It was November 2005, in a motivational conference in Toronto Region Immigrant Employment Council (TRIEC) that I met Stella Mejia, she worked for another organization created to advise immigrants, COSTI.
Originally known as Centro Organizzativo Scuole Tecniche Italiane (COSTI), is now COSTI Immigrant Services a multicultural agency that helps immigrants in the Greater Toronto Area.
I explained Stella that I had found a ‘survival job’ in a bank as a teller and that it made me feel frustrated. She gave me a peace of advice: ‘If you can access training programs in that job, take them, doesn’t matter that it is not related to your background. It’s like a free university!’
It is not easy to accept. But you learn how important that mindset can be. So, I was trained first as a teller, and then I kept learning all I could, as I saw the time passing by and didn’t find a job in my career.
Anyhow, in the same meeting I got connected to a group of newcomers, all of them with a background in Marketing and Communications, who had created a group called CAMP, where people new to Canada met to join efforts trying to break in that industry.
This way, I tackled two areas in my life, pay the bills working as a teller, but preserved my long term goal, getting a job in Communications.
If you can not find that ‘dream job’, you need to find the way of not getting stock in a sort of comfort zone and assess the possibility of growing in a new career path.
And here comes another piece of advice I got:
“Forget about your degree, it is no going to open the doors here; in this company you need to have a licence to sell mutual funds, that course will open doors”.
Luis Flores, a Mexican investment advisor in the bank, told me so. He studied in the same private university that I attended to.
The fist thing I thought was, I am not giving up my search or rip off my diploma. It is hard to take, but what he told me was true.
Even my idea of moving up in the financial industry was not becoming an account manager, position where this licence is required. Later I realized that you need that accreditation to get better jobs in the bank.
The Canadian Securities Institute (CSI) offers these courses. The basic ones are the Canadian Securities Course (CSC) and the Investment Funds in Canada (IFC). The cost is $ 995.00 and $ 350.00, respectively. They are self-study courses, so you can organize your study time. Within a year, you cab book the date to present the exam. If you succeed, then you get your licence, which is valid for a couple of years.

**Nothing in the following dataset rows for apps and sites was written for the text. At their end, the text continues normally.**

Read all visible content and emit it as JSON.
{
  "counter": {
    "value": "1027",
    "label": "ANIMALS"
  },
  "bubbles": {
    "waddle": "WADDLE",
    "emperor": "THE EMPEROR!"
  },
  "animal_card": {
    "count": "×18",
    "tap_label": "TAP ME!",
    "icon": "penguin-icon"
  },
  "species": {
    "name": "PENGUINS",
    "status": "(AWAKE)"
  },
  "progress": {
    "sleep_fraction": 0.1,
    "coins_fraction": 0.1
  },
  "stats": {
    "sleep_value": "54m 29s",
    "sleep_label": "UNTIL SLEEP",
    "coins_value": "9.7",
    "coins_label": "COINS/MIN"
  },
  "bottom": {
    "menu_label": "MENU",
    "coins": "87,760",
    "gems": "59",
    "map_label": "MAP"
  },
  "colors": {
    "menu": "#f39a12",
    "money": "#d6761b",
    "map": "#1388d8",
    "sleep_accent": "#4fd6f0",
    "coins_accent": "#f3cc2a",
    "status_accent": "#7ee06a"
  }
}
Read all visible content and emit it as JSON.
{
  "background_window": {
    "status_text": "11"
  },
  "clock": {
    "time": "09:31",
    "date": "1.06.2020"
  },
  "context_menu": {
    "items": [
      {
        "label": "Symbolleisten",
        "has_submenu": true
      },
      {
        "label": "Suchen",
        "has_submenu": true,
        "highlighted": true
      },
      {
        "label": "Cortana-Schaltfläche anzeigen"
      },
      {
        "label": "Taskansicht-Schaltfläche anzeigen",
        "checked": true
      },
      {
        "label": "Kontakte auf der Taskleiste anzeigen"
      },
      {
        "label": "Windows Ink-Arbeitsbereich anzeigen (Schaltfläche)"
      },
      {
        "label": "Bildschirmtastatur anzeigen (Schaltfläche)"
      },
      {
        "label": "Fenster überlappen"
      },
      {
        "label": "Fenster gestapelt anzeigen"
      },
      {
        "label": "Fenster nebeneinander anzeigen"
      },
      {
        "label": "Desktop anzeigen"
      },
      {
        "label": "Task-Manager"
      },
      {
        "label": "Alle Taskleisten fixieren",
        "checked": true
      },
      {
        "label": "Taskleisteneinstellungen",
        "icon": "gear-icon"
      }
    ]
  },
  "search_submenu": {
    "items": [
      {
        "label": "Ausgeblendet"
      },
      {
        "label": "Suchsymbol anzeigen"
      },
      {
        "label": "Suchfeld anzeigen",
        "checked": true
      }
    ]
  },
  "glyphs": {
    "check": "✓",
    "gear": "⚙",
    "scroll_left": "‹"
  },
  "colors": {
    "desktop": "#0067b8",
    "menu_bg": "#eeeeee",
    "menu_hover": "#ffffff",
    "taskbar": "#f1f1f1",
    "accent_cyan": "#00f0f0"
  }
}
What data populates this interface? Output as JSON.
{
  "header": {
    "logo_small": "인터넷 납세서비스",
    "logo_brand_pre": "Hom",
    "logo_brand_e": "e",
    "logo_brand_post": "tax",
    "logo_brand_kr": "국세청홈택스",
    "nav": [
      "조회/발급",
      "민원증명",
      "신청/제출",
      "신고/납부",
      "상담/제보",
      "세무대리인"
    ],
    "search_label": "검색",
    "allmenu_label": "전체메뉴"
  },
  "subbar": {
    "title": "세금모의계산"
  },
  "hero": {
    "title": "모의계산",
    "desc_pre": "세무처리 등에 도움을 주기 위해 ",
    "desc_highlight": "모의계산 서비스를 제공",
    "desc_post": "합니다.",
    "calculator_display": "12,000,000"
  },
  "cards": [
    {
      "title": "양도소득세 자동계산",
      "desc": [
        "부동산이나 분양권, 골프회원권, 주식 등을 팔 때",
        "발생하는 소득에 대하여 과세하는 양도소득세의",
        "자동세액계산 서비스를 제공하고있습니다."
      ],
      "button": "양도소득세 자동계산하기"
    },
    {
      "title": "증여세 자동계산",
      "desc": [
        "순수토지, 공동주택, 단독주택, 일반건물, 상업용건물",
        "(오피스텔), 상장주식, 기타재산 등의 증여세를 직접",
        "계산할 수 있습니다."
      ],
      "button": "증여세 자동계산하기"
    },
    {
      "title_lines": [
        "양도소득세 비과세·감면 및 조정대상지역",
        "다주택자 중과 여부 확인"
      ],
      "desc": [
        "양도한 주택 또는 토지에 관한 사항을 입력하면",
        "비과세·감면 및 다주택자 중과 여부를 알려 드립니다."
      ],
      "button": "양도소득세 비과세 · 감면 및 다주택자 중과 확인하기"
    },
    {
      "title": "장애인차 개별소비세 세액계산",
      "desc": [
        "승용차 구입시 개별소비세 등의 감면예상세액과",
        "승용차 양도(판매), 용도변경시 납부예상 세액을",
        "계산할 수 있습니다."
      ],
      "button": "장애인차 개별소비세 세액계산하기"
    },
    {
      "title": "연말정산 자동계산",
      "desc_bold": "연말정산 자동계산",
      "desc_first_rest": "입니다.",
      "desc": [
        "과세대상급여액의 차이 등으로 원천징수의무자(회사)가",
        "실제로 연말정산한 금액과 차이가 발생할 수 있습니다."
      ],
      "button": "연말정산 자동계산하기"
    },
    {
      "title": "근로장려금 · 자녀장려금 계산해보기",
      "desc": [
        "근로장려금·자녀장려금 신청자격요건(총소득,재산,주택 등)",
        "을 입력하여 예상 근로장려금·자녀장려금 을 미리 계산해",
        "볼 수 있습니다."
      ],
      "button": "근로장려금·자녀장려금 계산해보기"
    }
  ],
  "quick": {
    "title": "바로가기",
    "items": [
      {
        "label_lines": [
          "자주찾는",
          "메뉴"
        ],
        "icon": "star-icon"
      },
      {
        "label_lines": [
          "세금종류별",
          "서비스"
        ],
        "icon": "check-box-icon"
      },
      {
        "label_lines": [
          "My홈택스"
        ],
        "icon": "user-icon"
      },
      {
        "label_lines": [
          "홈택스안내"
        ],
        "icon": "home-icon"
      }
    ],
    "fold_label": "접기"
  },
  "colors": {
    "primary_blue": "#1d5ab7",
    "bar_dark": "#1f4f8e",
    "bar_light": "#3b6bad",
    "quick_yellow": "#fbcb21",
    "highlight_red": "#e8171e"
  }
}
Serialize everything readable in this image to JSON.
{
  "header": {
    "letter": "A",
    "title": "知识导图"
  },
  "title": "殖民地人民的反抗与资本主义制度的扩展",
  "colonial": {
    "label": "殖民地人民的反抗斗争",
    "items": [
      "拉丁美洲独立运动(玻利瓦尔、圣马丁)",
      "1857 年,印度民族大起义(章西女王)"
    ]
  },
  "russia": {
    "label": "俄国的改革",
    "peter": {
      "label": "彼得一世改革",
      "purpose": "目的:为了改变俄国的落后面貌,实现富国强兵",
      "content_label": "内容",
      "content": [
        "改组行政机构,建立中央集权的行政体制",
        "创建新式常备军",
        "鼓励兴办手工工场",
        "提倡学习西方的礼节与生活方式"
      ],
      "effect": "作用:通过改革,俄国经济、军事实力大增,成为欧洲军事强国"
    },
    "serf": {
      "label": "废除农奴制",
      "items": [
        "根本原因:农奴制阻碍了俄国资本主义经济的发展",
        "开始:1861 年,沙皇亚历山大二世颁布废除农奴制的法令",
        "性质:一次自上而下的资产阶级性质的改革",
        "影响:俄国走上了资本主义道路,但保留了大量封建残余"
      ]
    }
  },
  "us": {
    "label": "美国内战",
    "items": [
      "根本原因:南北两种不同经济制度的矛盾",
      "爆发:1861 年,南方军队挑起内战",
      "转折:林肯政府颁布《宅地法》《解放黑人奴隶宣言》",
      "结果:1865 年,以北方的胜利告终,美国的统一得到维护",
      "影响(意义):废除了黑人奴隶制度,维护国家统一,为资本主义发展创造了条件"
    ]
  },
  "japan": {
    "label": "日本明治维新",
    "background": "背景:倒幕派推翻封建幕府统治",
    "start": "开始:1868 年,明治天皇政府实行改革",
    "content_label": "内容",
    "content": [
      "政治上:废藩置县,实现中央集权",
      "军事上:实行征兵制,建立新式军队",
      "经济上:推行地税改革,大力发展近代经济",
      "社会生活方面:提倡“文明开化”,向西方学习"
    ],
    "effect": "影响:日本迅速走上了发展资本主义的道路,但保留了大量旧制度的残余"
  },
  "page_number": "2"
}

I have lost the opportunity to get better jobs because I didn’t have any of these courses. Finally, decided to enrol in one of them and I realized that they are providing me with a better understanding of the industry where I am on. It can give me tools to build up a new career. And I have been able to transfer some of my previous experience and skills to enhance my performance and thrive for better opportunities.